Spring has sprung and it appears the sun will be sticking around for a while.
And with the new season means the possibility of wildlife emerging out of their winter dens in search of food, including bears.
One of which was spotted in Coquitlam's River Heights neighbourhood this weekend sniffing around a couple of garbage collection bins.
In a video sent to the Tri-City News (see below), the black bear appeared to have knocked both of them over in an attempt to find some lunch.
It then crawls on top of one of the carts before giving it a few more sniffs.
The recent sighting is serving as a reminder for all Tri-Cities homeowners to secure all unnatural attractants, including organics and recycling.
This is set to deter wildlife from returning to local neighbourhoods and reduce potential conflicts.
In Coquitlam, residents can be fined up to $500 for not correctly managing attractants on their property.
A total of 105 fines were issued to Coquitlam property owners in 2021 for breaking the bylaw on unsecured garbage.
2023 bear encounter update
Now, on a positive note, it appears there hasn't been much bear conflict reported in the Tri-Cities this year with the winter season ending not long ago.
As of this publication (March 28), WildSafeBC has recorded only four known bear sightings or encounters — two in Port Moody, one in Port Coquitlam and one in Coquitlam.
The ladder was posted to the organization's Wildlife Alert Reporting Program last Friday (March 24) north of Marguerite Park on Burke Mountain.

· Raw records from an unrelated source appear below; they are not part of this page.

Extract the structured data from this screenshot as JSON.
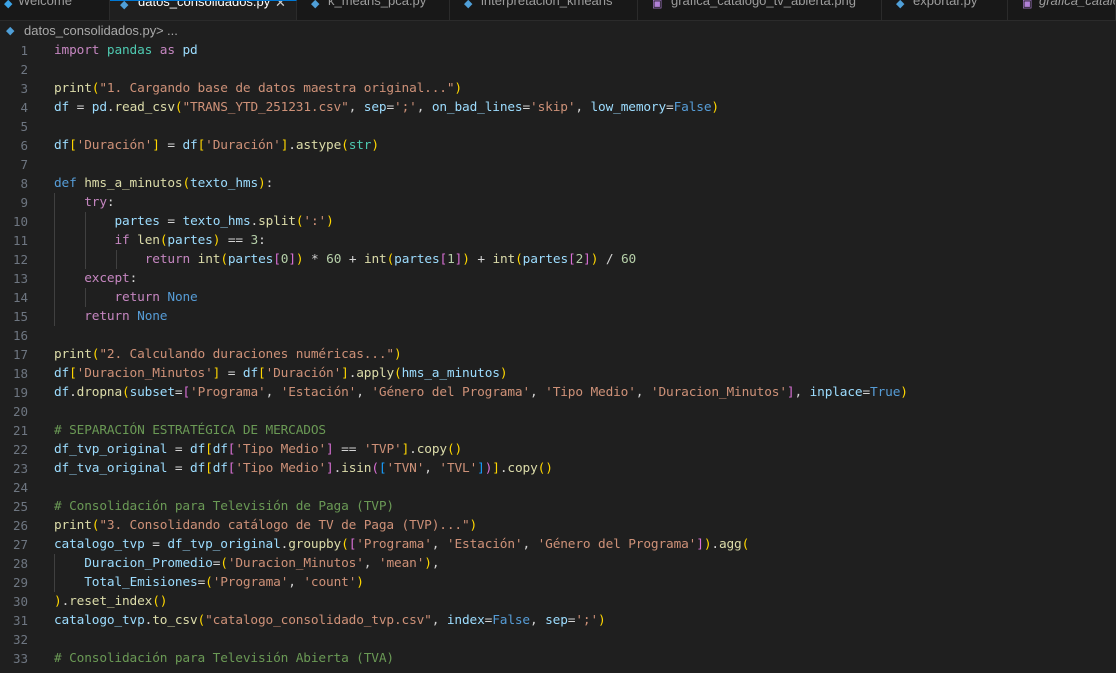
{
  "tabs": [
    {
      "label": "Welcome",
      "icon": "vscode-icon",
      "active": false
    },
    {
      "label": "datos_consolidados.py",
      "icon": "python-icon",
      "active": true
    },
    {
      "label": "k_means_pca.py",
      "icon": "python-icon",
      "active": false
    },
    {
      "label": "interpretacion_kmeans",
      "icon": "python-icon",
      "active": false
    },
    {
      "label": "grafica_catalogo_tv_abierta.png",
      "icon": "image-icon",
      "active": false
    },
    {
      "label": "exportar.py",
      "icon": "python-icon",
      "active": false
    },
    {
      "label": "grafica_catalo",
      "icon": "image-icon",
      "active": false
    }
  ],
  "tab_close_glyph": "✕",
  "breadcrumb": {
    "file": "datos_consolidados.py",
    "separator": ">",
    "more": "..."
  },
  "colors": {
    "keyword": "#c586c0",
    "function": "#dcdcaa",
    "string": "#ce9178",
    "variable": "#9cdcfe",
    "number": "#b5cea8",
    "comment": "#6a9955",
    "constant": "#569cd6",
    "background": "#1f1f1f"
  },
  "code": {
    "lines": [
      {
        "n": "1",
        "text": "import pandas as pd"
      },
      {
        "n": "2",
        "text": ""
      },
      {
        "n": "3",
        "text": "print(\"1. Cargando base de datos maestra original...\")"
      },
      {
        "n": "4",
        "text": "df = pd.read_csv(\"TRANS_YTD_251231.csv\", sep=';', on_bad_lines='skip', low_memory=False)"
      },
      {
        "n": "5",
        "text": ""
      },
      {
        "n": "6",
        "text": "df['Duración'] = df['Duración'].astype(str)"
      },
      {
        "n": "7",
        "text": ""
      },
      {
        "n": "8",
        "text": "def hms_a_minutos(texto_hms):"
      },
      {
        "n": "9",
        "text": "    try:"
      },
      {
        "n": "10",
        "text": "        partes = texto_hms.split(':')"
      },
      {
        "n": "11",
        "text": "        if len(partes) == 3:"
      },
      {
        "n": "12",
        "text": "            return int(partes[0]) * 60 + int(partes[1]) + int(partes[2]) / 60"
      },
      {
        "n": "13",
        "text": "    except:"
      },
      {
        "n": "14",
        "text": "        return None"
      },
      {
        "n": "15",
        "text": "    return None"
      },
      {
        "n": "16",
        "text": ""
      },
      {
        "n": "17",
        "text": "print(\"2. Calculando duraciones numéricas...\")"
      },
      {
        "n": "18",
        "text": "df['Duracion_Minutos'] = df['Duración'].apply(hms_a_minutos)"
      },
      {
        "n": "19",
        "text": "df.dropna(subset=['Programa', 'Estación', 'Género del Programa', 'Tipo Medio', 'Duracion_Minutos'], inplace=True)"
      },
      {
        "n": "20",
        "text": ""
      },
      {
        "n": "21",
        "text": "# SEPARACIÓN ESTRATÉGICA DE MERCADOS"
      },
      {
        "n": "22",
        "text": "df_tvp_original = df[df['Tipo Medio'] == 'TVP'].copy()"
      },
      {
        "n": "23",
        "text": "df_tva_original = df[df['Tipo Medio'].isin(['TVN', 'TVL'])].copy()"
      },
      {
        "n": "24",
        "text": ""
      },
      {
        "n": "25",
        "text": "# Consolidación para Televisión de Paga (TVP)"
      },
      {
        "n": "26",
        "text": "print(\"3. Consolidando catálogo de TV de Paga (TVP)...\")"
      },
      {
        "n": "27",
        "text": "catalogo_tvp = df_tvp_original.groupby(['Programa', 'Estación', 'Género del Programa']).agg("
      },
      {
        "n": "28",
        "text": "    Duracion_Promedio=('Duracion_Minutos', 'mean'),"
      },
      {
        "n": "29",
        "text": "    Total_Emisiones=('Programa', 'count')"
      },
      {
        "n": "30",
        "text": ").reset_index()"
      },
      {
        "n": "31",
        "text": "catalogo_tvp.to_csv(\"catalogo_consolidado_tvp.csv\", index=False, sep=';')"
      },
      {
        "n": "32",
        "text": ""
      },
      {
        "n": "33",
        "text": "# Consolidación para Televisión Abierta (TVA)"
      }
    ]
  }
}
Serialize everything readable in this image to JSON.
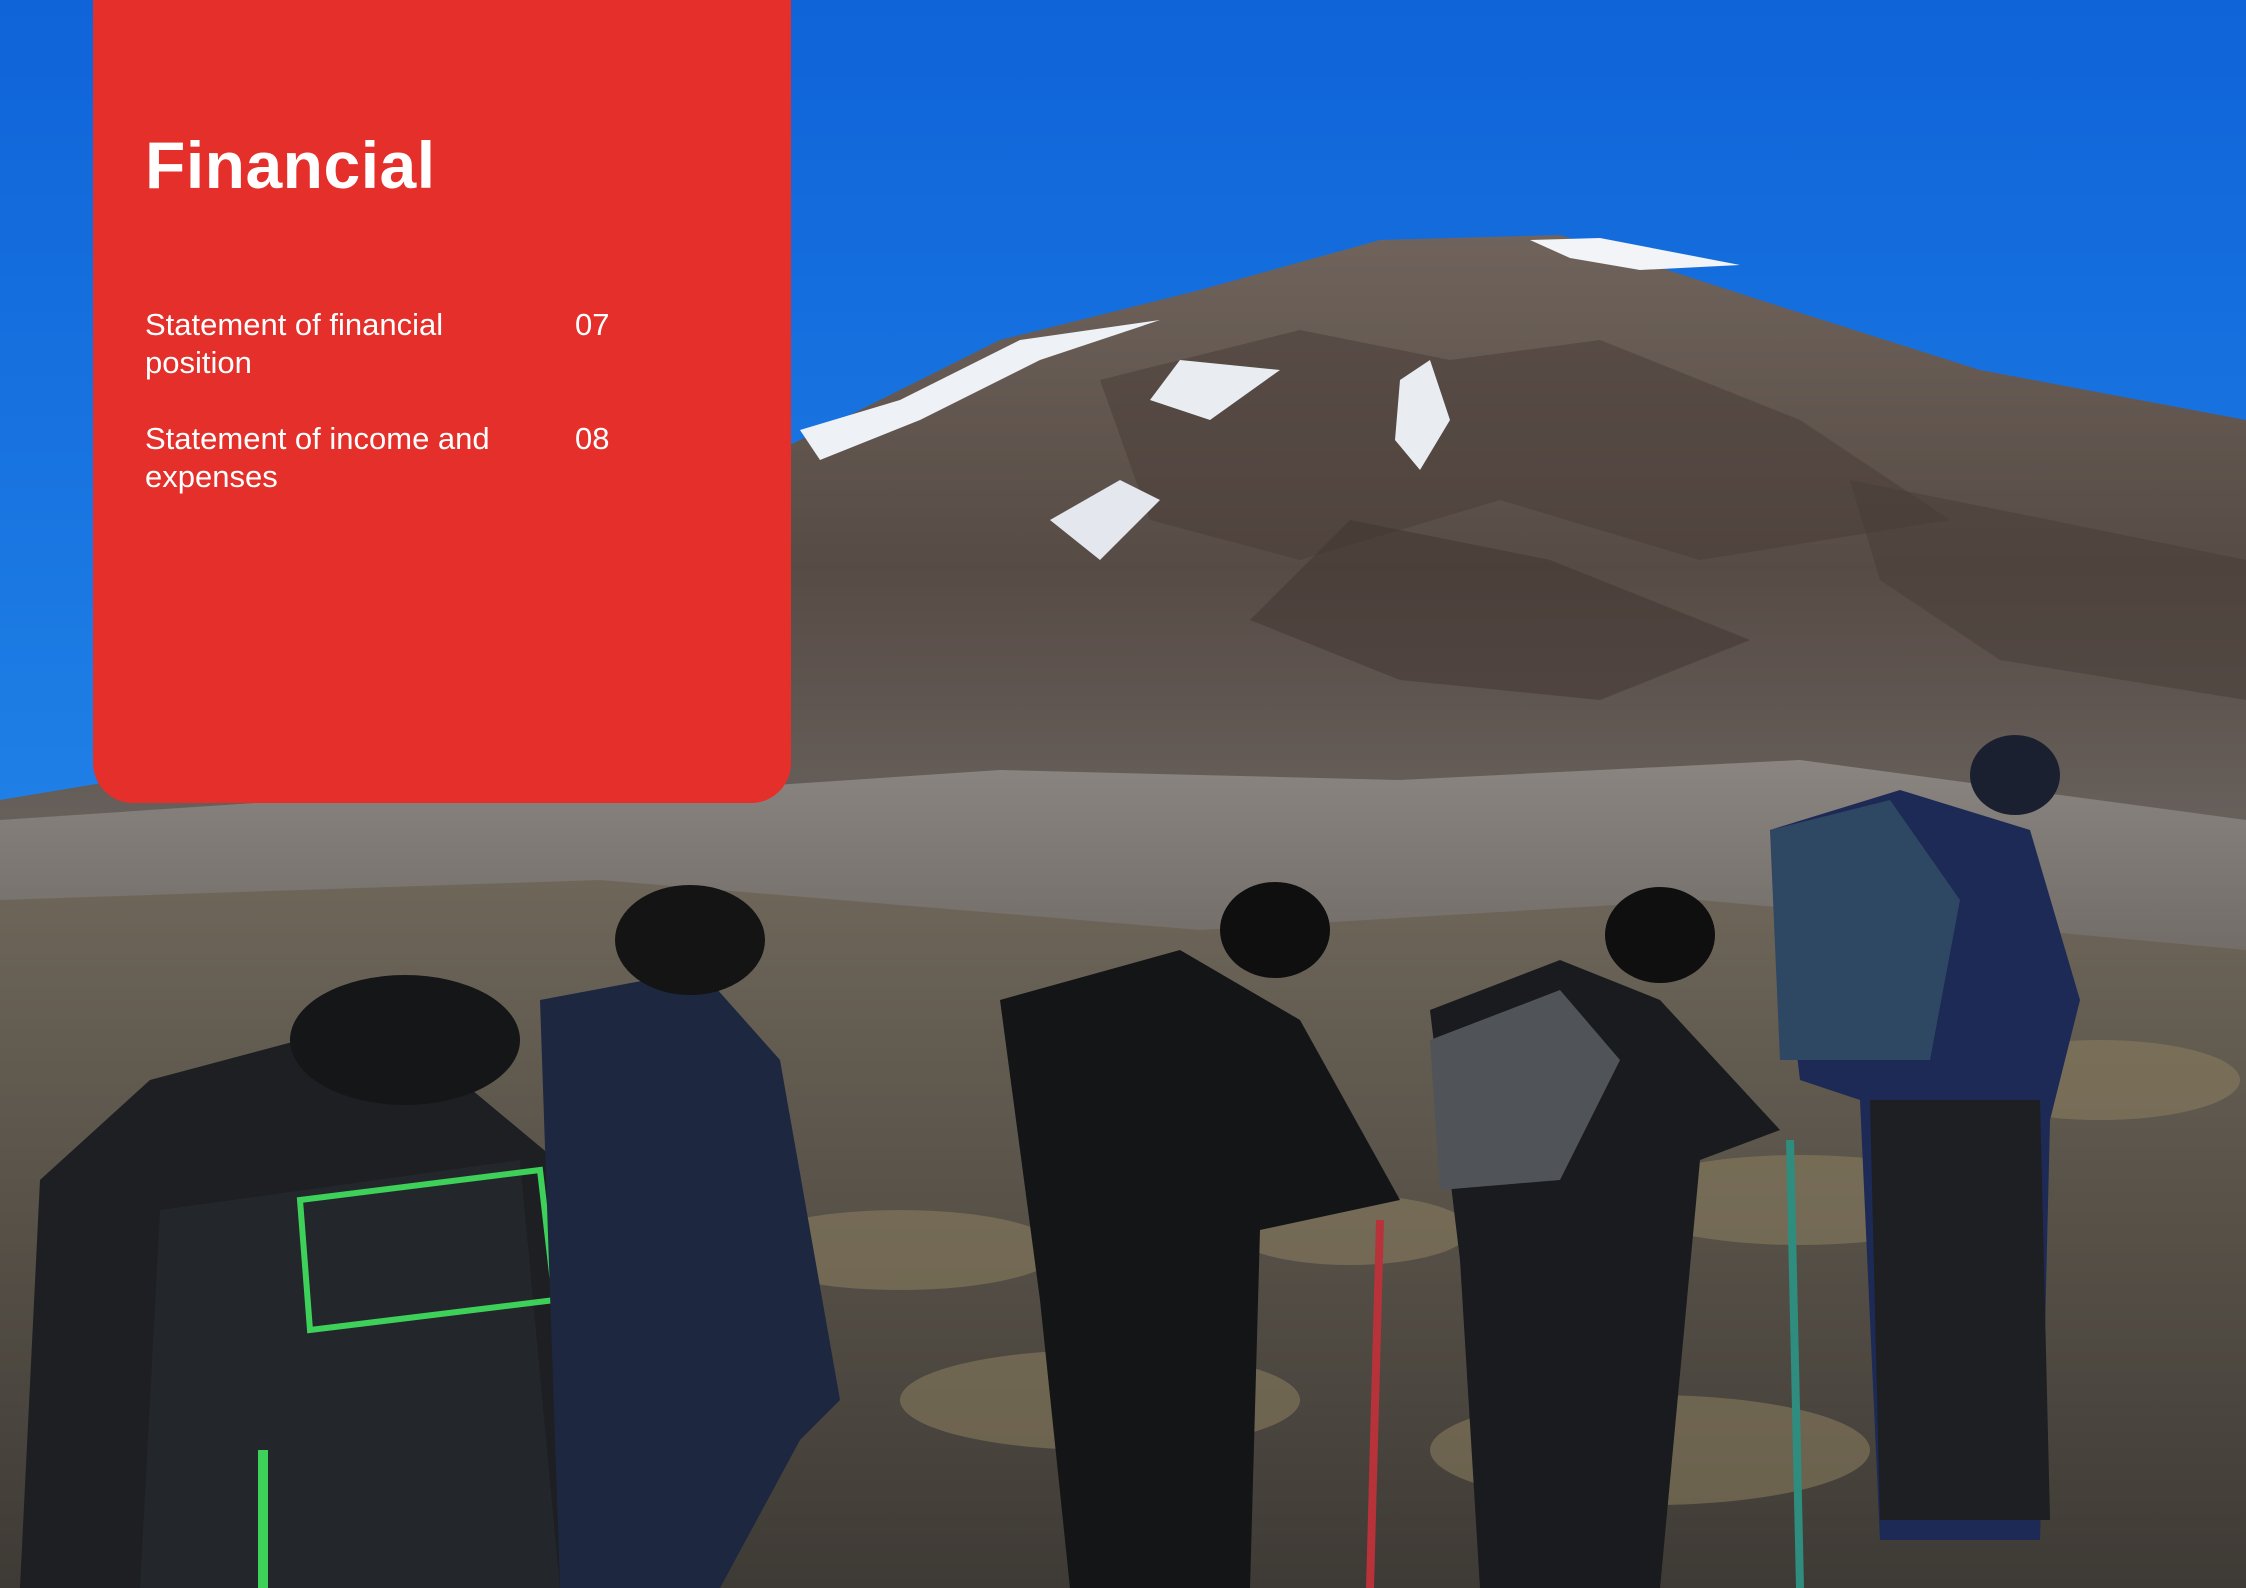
{
  "panel": {
    "title": "Financial",
    "accent_color": "#e52f2a",
    "items": [
      {
        "label": "Statement of financial position",
        "page": "07"
      },
      {
        "label": "Statement of income and expenses",
        "page": "08"
      }
    ]
  },
  "photo": {
    "icon": "mountain-hikers-photo"
  }
}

Since the start of 2023, WildSafeBC has reported 18 known wildlife sightings, primarily cougars and coyotes in heavily forested areas.
The provincial non-profit encourages residents to consider the following tips to reduce potential conflicts, especially those involving bears:
- Keep your garbage in or secured until the day of collection. Garbage is the number one attractant cited in reports to the provincial hotline
- Manage your fruit trees
- Don’t let windfalls accumulate, and pick fruit as it ripens
- If you don’t want the fruit, consider...
- Accessing a fruit gleaning group in your community
- Washing the blossoms off in the spring so the fruit doesn’t set
- Replacing the tree with a non-fruit bearing variety
- Don’t put out bird feeders when bears are active
- A kilo of bird seed has approximately 8,000 calories and is a great reward for a hungry bear
- Keep your compost working properly with lots of brown materials and a regular schedule of turning
- If you have livestock or backyard chickens use a properly installed and maintained electric fence to keep bears and livestock apart
The public is also being reminded to check all of your surroundings when out in the backcountry as bears are known to hang out in trees.
@tricitynews Yogi be hungry. 🐻🗑️ #tricitynews #coquitlam #bears #bearsoftiktok #garbage #food ♬ I'm So Hungry - Karter Zaher